* [Exercise]: Find the string "section" in the records. Copy each line that has it.

* [Records for this task]:
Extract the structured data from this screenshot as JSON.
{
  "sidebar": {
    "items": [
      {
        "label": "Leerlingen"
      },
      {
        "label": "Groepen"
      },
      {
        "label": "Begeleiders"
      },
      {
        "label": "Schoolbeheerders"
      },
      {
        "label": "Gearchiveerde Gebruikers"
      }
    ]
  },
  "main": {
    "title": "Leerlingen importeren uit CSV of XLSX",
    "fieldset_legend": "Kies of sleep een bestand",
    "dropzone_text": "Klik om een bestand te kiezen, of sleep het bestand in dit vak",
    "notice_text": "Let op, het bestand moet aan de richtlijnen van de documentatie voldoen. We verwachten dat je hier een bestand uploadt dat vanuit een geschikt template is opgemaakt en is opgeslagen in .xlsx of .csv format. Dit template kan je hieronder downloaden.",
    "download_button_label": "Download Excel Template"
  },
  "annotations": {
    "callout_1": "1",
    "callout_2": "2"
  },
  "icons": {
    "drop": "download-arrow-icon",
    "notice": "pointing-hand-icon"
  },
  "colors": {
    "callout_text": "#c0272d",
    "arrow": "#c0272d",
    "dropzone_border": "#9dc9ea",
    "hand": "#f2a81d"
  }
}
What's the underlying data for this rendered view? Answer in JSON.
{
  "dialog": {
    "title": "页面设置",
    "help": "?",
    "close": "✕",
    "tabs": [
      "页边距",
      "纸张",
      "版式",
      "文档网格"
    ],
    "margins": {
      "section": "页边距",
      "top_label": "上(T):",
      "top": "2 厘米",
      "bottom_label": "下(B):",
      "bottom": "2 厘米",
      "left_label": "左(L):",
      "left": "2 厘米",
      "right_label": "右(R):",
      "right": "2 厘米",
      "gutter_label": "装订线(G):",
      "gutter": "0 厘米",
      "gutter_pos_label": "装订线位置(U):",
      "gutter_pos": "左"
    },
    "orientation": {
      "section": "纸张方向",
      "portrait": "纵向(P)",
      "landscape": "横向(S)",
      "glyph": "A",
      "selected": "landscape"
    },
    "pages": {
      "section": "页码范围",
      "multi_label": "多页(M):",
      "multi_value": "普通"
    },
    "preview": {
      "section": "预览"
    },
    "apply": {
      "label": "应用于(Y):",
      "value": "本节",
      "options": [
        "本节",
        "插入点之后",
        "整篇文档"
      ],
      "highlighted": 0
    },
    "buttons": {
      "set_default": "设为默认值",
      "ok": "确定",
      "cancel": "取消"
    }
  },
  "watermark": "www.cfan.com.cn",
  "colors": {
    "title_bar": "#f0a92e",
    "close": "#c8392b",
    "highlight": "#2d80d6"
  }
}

* [Solution to the exercise]:
      "section": "页边距",
      "section": "纸张方向",
      "section": "页码范围",
      "section": "预览"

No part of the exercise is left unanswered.